The military budget for 2023 was 3.38 billion euros. With an increase of 21 percent – the equivalent of 697.1 million euros – it should break the “sound barrier” of four billion euros in 2024, Defense Minister Claudia Tanner (ÖVP) told today’s budget committee. This means that defense spending will be 3.3 percent of the total spending of the federal government.
The planned budget increase of 4.02 billion euros forms the basis for a significant increase in investment of 474.9 million euros (plus 66.7 percent) compared to the previous year. Material costs will also increase by 8.8 percent and should therefore make up about 29 percent of the military budget, which will mainly consist of ammunition (plus 30 million euros), clothing and equipment (plus 19.4 million euros), work services (plus 23) is reflected in. , 1 million euros) and energy (plus 16.2 million euros).
The largest items among investments include motor vehicles with 110.3 million euros, armored vehicles with 306.2 million euros, weapon systems with 249.1 million euros and aircraft equipment with 195 million euros. The latter item also includes 121.1 million euros for Leonardo’s light multi-role helicopter AW169 and 35 million euros for the successor to the C-130 Hercules air transport system.

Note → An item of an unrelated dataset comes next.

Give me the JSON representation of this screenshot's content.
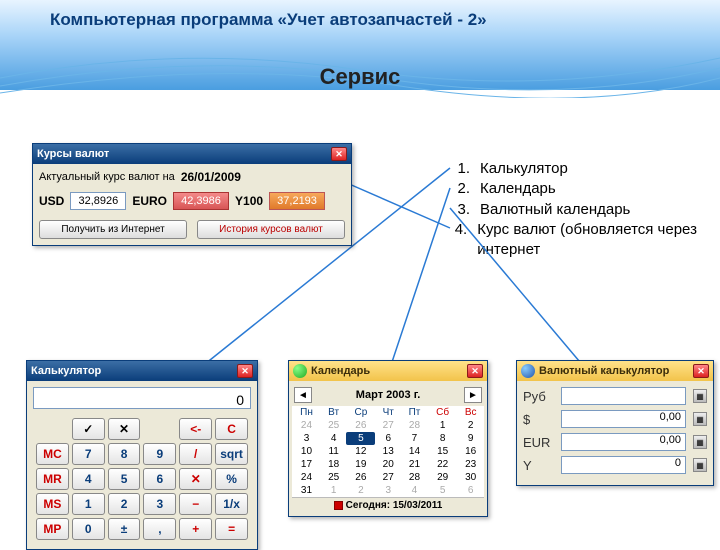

Personnel expenses are expected to increase by 8.4 percent. Tanner pointed out that in the air sector, 121.1 million euros have been earmarked for 36 Leonardo helicopters in the coming year, one of which will arrive in Austria on average every two months. Its total cost will be Rs 790 million. Of these, twelve are training helicopters (together with military operational capability) and four are for the medical sector. Across the entire medical system, 4.2 million euros will be earmarked for the purchase of equipment such as defibrillators and computer tomographs. In addition, the purchase of 250 trucks and an investment of 11.6 million euros in the cyber sector are planned.
The Defense Minister said that one of the biggest challenges for the federal army is recruitment and retention of personnel. A budget of 1.75 million euros has been kept for this. The federal military must prove itself in the labor market compared to the private sector, which is why compulsory military service should be leveraged to persuade potential soldiers with attractive working conditions.
A ministry expert reported that out of the target number of 3,700 volunteer registrations, only 2,400 had been achieved, as Hubert Fuchs (FPÖ) objected, with “the bar set high”. However, for Tanner there was no question that more had to be done to ensure that more people chose careers in the armed forces. Special attention should be paid to specialists in the field of medicine, ICT or pilots.
Tanner Volker Reifenberger (FPÖ) agreed that the militia system had not yet “lived up to”. Therefore, a “Militia Package” was implemented, through which every purchase of assault rifles, equipment and uniforms would also be made available to the militia. In addition, militia exercises will be made attractive with a remuneration of 100 euros per day to increase interest in the exercises, which is also beneficial for the civilian profession, Tanner explained.